START DATASET
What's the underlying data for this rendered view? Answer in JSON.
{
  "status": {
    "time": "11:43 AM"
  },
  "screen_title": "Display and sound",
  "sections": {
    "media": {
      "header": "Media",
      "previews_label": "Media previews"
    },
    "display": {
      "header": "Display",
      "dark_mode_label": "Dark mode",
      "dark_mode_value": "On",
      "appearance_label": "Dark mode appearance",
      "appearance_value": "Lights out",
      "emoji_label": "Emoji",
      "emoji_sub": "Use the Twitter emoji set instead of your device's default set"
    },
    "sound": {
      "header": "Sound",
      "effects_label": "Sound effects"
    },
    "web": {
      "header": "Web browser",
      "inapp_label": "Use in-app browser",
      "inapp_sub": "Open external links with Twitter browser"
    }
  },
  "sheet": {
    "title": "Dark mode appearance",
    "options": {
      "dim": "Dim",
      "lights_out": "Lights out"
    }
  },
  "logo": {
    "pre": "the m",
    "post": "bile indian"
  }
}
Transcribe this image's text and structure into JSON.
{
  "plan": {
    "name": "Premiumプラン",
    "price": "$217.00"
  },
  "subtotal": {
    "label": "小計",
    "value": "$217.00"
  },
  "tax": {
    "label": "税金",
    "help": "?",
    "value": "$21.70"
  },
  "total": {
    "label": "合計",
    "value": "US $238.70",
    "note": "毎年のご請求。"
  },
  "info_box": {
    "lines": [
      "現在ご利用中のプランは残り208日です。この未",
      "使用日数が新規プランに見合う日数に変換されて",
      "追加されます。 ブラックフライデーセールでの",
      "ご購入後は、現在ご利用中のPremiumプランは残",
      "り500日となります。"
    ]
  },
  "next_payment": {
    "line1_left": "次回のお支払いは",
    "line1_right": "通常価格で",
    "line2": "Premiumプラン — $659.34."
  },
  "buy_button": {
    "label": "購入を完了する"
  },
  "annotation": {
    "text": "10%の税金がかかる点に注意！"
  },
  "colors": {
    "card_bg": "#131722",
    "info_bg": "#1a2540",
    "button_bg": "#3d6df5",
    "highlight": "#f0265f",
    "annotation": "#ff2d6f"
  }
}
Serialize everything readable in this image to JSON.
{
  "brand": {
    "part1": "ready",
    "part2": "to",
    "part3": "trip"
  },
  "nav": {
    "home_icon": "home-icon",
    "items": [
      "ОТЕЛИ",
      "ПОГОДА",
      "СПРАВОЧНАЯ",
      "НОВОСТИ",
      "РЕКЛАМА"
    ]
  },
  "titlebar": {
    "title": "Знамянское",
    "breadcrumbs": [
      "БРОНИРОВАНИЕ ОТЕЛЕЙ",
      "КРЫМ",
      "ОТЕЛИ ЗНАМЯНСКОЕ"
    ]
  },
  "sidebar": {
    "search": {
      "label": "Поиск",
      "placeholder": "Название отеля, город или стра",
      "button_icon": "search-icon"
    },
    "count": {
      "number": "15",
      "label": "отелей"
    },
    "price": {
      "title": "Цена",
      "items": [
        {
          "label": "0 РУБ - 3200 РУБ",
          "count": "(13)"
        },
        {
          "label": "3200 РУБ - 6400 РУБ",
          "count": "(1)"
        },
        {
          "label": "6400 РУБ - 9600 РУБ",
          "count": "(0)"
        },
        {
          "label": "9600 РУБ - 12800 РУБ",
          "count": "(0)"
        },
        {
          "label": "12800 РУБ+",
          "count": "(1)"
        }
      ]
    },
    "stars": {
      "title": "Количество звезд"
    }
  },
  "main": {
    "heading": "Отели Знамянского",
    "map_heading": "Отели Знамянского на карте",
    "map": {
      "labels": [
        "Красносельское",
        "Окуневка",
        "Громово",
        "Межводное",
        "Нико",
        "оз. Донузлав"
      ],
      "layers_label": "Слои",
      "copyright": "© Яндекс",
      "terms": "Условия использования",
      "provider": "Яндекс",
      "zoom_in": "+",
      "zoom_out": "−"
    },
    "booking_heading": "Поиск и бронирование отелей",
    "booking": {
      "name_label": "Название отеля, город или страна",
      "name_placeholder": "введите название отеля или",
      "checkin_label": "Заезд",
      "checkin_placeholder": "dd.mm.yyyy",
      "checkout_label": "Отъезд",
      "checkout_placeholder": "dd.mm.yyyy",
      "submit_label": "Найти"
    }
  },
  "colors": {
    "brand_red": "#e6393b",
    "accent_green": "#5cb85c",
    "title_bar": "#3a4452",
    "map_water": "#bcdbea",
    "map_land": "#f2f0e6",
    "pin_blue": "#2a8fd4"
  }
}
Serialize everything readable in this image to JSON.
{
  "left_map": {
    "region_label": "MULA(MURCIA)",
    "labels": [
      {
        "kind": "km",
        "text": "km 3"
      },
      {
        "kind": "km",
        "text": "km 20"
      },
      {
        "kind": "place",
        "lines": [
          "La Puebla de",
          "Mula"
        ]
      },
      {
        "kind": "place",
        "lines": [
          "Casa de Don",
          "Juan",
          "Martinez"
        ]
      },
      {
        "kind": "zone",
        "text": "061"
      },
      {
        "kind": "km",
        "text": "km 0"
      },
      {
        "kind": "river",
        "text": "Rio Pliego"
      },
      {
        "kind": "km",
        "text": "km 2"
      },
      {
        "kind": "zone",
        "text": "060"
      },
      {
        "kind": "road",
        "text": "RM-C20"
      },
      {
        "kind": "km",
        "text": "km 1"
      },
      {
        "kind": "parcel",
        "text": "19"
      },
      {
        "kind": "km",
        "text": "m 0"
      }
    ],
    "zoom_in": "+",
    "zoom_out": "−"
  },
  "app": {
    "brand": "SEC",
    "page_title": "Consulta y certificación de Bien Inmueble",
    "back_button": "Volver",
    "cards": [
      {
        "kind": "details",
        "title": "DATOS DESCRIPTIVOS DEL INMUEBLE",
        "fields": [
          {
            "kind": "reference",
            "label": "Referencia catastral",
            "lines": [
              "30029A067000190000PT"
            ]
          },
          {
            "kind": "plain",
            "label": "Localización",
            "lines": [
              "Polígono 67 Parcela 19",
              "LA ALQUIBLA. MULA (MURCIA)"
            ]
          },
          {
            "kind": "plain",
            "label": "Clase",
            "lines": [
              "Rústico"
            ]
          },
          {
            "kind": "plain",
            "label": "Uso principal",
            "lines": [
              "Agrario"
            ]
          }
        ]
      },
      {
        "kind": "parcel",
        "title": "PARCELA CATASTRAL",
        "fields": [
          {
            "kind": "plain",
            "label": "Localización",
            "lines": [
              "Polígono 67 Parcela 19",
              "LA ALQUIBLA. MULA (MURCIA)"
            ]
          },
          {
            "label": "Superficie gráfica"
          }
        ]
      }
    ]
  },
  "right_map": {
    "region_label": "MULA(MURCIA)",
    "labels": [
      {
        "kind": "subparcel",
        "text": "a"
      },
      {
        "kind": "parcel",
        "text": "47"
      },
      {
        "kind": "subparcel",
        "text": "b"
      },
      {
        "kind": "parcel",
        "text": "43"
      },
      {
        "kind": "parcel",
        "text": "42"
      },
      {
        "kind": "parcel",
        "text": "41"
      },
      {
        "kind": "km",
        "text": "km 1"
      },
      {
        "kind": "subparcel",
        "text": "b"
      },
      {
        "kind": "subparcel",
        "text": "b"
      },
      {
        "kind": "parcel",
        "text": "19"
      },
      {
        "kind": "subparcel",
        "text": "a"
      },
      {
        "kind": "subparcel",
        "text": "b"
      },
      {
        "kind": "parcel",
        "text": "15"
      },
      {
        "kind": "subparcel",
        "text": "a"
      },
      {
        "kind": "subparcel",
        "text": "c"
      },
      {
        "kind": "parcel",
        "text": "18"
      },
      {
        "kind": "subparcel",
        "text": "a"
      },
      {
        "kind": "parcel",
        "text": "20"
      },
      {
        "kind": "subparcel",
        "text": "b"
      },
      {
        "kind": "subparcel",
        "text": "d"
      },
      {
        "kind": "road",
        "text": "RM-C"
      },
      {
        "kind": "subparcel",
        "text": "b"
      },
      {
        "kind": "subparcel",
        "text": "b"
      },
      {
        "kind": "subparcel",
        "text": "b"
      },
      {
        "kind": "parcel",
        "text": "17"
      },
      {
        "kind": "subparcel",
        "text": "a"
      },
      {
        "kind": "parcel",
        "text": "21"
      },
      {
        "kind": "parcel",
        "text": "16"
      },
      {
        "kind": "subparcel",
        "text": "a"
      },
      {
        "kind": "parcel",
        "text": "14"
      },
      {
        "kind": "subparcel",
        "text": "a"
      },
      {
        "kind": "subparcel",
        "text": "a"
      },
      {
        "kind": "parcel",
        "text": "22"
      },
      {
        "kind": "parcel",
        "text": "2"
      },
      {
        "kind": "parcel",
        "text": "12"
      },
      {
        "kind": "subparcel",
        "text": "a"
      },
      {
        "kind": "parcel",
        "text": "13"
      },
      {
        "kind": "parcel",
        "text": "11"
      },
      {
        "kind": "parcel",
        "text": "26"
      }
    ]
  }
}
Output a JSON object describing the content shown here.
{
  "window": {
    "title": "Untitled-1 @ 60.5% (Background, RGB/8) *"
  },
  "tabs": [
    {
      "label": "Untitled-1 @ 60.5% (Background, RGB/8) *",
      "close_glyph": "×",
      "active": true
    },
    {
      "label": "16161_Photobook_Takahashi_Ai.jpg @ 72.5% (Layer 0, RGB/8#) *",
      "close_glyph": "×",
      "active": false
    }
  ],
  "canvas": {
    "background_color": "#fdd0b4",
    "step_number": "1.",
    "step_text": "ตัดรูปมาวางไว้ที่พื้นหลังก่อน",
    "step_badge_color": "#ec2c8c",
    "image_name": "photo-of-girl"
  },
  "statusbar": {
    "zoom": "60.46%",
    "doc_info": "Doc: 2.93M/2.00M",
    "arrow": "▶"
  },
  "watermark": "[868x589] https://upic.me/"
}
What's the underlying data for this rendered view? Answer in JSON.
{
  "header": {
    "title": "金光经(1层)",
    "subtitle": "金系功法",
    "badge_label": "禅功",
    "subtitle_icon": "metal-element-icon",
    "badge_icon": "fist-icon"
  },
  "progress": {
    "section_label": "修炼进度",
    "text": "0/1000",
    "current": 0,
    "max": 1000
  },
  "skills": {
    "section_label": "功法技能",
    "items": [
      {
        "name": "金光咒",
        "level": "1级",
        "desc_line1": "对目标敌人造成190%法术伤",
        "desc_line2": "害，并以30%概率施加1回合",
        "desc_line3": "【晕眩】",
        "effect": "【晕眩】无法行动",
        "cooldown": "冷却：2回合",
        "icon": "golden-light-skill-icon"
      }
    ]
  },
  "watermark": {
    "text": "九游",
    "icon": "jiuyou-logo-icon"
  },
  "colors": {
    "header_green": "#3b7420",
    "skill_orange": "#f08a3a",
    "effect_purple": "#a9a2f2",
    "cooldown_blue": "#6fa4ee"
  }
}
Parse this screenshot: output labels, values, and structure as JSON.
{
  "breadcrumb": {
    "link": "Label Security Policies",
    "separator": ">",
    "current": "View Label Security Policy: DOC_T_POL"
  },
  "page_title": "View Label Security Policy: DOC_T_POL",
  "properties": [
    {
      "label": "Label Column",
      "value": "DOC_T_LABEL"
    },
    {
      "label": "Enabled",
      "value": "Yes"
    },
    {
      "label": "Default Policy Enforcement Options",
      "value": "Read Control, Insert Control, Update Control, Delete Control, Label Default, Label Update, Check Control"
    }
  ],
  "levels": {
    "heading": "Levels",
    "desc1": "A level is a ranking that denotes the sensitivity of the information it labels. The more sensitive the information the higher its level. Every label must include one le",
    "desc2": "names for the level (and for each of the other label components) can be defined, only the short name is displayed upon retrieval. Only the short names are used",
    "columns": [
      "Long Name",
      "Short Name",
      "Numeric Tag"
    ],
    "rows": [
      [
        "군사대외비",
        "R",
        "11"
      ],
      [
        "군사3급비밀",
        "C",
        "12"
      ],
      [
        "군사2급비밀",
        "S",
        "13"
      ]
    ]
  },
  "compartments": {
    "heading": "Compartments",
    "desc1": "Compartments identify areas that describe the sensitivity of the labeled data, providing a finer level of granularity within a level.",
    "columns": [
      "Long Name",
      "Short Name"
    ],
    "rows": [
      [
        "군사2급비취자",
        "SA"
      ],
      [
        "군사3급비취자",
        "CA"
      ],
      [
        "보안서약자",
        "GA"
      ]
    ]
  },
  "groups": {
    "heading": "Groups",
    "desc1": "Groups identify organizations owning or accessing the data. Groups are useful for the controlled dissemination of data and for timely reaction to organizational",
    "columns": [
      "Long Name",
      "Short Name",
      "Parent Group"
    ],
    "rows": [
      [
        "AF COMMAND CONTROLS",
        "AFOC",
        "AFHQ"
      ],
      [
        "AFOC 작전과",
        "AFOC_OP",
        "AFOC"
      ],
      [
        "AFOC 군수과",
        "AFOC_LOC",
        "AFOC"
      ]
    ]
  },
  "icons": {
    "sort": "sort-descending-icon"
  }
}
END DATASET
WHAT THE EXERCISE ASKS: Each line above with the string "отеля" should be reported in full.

WRITTEN RESPONSE:
      "placeholder": "Название отеля, город или стра",
      "name_label": "Название отеля, город или страна",
      "name_placeholder": "введите название отеля или",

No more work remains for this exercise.